Raamdeo Agrawal, joint MD of Motilal Oswal Financial Services termed it as an unfortunate development and a change that the market was not looking for. “Rajan is respected across the world and the foreign investors had a lot of confidence in him. Foreign Portfolio investors are an important component of Indian markets and there may be some volatility in the market. However, my concern is for the long-term as the country needs a strong replacement. While we may get a person of high integrity, it needs to be seen if he/she can match Rajan’s competence as he did a wonderful job over the last three months,” said Agrawal.
It is important to note that in the four trading sessions after Raghuram Rajan took over from D Subbarao on September 4, 2013, the benchmark Sensex at the Bombay Stock Exchange jumped by close to 10 per cent. Even the Rupee gained over 7 per cent against the dollar from a low of 68.8 it hit on August 28, 2013. There are some who point that this development is a result of friction between Delhi’s desire for sharp cut in interest rates to push growth and RBI’s line of going for macroeconomic stability.
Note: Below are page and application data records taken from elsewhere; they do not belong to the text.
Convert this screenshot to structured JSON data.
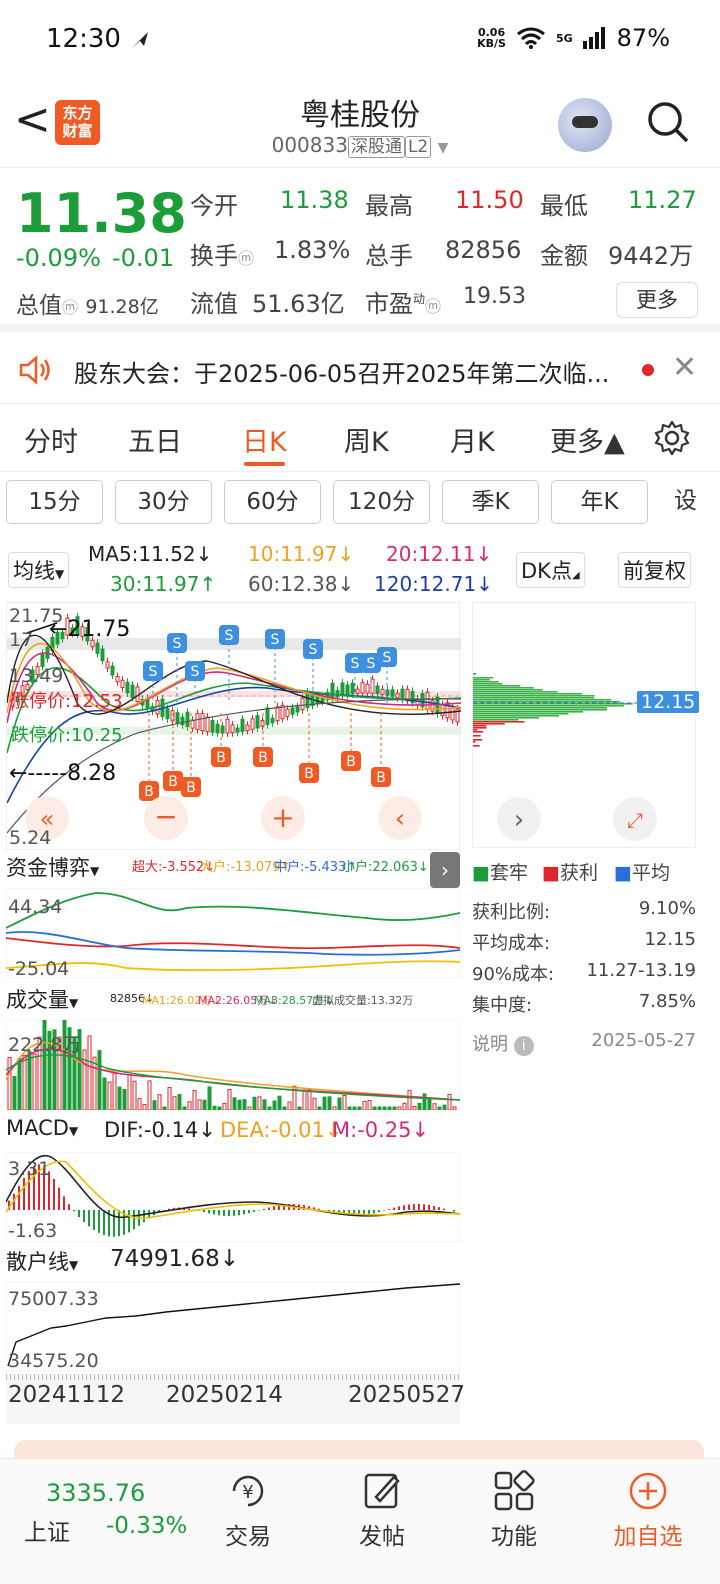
{
  "status_bar": {
    "time": "12:30",
    "net_speed": "0.06",
    "net_unit": "KB/S",
    "signal": "5G",
    "battery": "87%"
  },
  "header": {
    "back": "<",
    "logo_line1": "东方",
    "logo_line2": "财富",
    "title": "粤桂股份",
    "code": "000833",
    "tag1": "深股通",
    "tag2": "L2"
  },
  "quote": {
    "price": "11.38",
    "change_pct": "-0.09%",
    "change": "-0.01",
    "open_label": "今开",
    "open": "11.38",
    "high_label": "最高",
    "high": "11.50",
    "low_label": "最低",
    "low": "11.27",
    "turnover_label": "换手",
    "turnover": "1.83%",
    "volume_label": "总手",
    "volume": "82856",
    "amount_label": "金额",
    "amount": "9442万",
    "mcap_label": "总值",
    "mcap": "91.28亿",
    "float_label": "流值",
    "float": "51.63亿",
    "pe_label": "市盈",
    "pe_sup": "动",
    "pe": "19.53",
    "more": "更多"
  },
  "notice": {
    "text": "股东大会：于2025-06-05召开2025年第二次临..."
  },
  "period_tabs": [
    "分时",
    "五日",
    "日K",
    "周K",
    "月K",
    "更多▲"
  ],
  "active_period": "日K",
  "minute_buttons": [
    "15分",
    "30分",
    "60分",
    "120分",
    "季K",
    "年K",
    "设"
  ],
  "ma": {
    "dropdown": "均线",
    "ma5": "MA5:11.52↓",
    "ma10": "10:11.97↓",
    "ma20": "20:12.11↓",
    "ma30": "30:11.97↑",
    "ma60": "60:12.38↓",
    "ma120": "120:12.71↓",
    "dk": "DK点",
    "fq": "前复权",
    "colors": {
      "ma5": "#222222",
      "ma10": "#f0a020",
      "ma20": "#d6287a",
      "ma30": "#1b9d3a",
      "ma60": "#555555",
      "ma120": "#1a3fa8"
    }
  },
  "kline": {
    "high_label": "21.75",
    "high_tag": "21.75",
    "low_tag": "8.28",
    "y_top": "21.75",
    "y_17": "17",
    "y_mid": "13.49",
    "y_bottom": "5.24",
    "limit_up": "涨停价:12.53",
    "limit_down": "跌停价:10.25"
  },
  "chip": {
    "price_tag": "12.15",
    "legend_trapped": "套牢",
    "legend_profit": "获利",
    "legend_avg": "平均",
    "profit_ratio_label": "获利比例:",
    "profit_ratio": "9.10%",
    "avg_cost_label": "平均成本:",
    "avg_cost": "12.15",
    "cost90_label": "90%成本:",
    "cost90": "11.27-13.19",
    "concentration_label": "集中度:",
    "concentration": "7.85%",
    "note_label": "说明",
    "date": "2025-05-27"
  },
  "fund": {
    "dropdown": "资金博弈",
    "super": "超大:-3.552↓",
    "large": "大户:-13.079↑",
    "mid": "中户:-5.433↑",
    "small": "小户:22.063↓",
    "y_top": "44.34",
    "y_bottom": "-25.04"
  },
  "volume": {
    "dropdown": "成交量",
    "vol": "82856↓",
    "ma1": "MA1:26.02万↓",
    "ma2": "MA2:26.05万↓",
    "ma3": "MA3:28.57万↓",
    "virtual": "虚拟成交量:13.32万",
    "y_top": "222.8万"
  },
  "macd": {
    "dropdown": "MACD",
    "dif": "DIF:-0.14↓",
    "dea": "DEA:-0.01↓",
    "m": "M:-0.25↓",
    "y_top": "3.31",
    "y_bottom": "-1.63"
  },
  "retail": {
    "dropdown": "散户线",
    "value": "74991.68↓",
    "y_top": "75007.33",
    "y_bottom": "34575.20"
  },
  "dates": [
    "20241112",
    "20250214",
    "20250527"
  ],
  "bottom": {
    "index_value": "3335.76",
    "index_name": "上证",
    "index_change": "-0.33%",
    "nav": [
      "交易",
      "发帖",
      "功能",
      "加自选"
    ]
  }
}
“While the central government had the fiscal policy under its control, they did not have the monetary policy in their control as Rajan took his decisions. I don’t see much virtue in government’s desire for sharp cut in rates as there is not much demand in the economy,” said a leading market analyst on conditions of anonymity.
Earlier this month, the rupee headed to a one-week low in the wake of a report that Rajan did not want to remain at the central bank, citing unidentified sources. Rupee fell to 67.45 per dollar, down 0.3 per cent, after Anandabazar Patrika reported that Rajan would prefer to go back to the United States after his three-year term expired, citing sources close to him. Rajan has been a reassuring figure for foreign investors as well, who cheered him for his efforts to lower inflation and clean up PSU banks’ bad loans.
‘A result of friction’
It is important to note that in the four trading sessions after Rajan took over on September 4, 2013, the Sensex at the jumped by close to 10 per cent. Even the Rupee gained over 7 per cent against the dollar from a low of 68.8 it hit on August 28, 2013
There are some who point that this development is a result of friction between Delhi’s desire for sharp cut in interest rates to push growth and RBI’s line of going for macroeconomic stability
Earlier this month, the rupee headed to a one-week low in the wake of a report that Rajan did not want to remain at the central bank, citing unidentified sources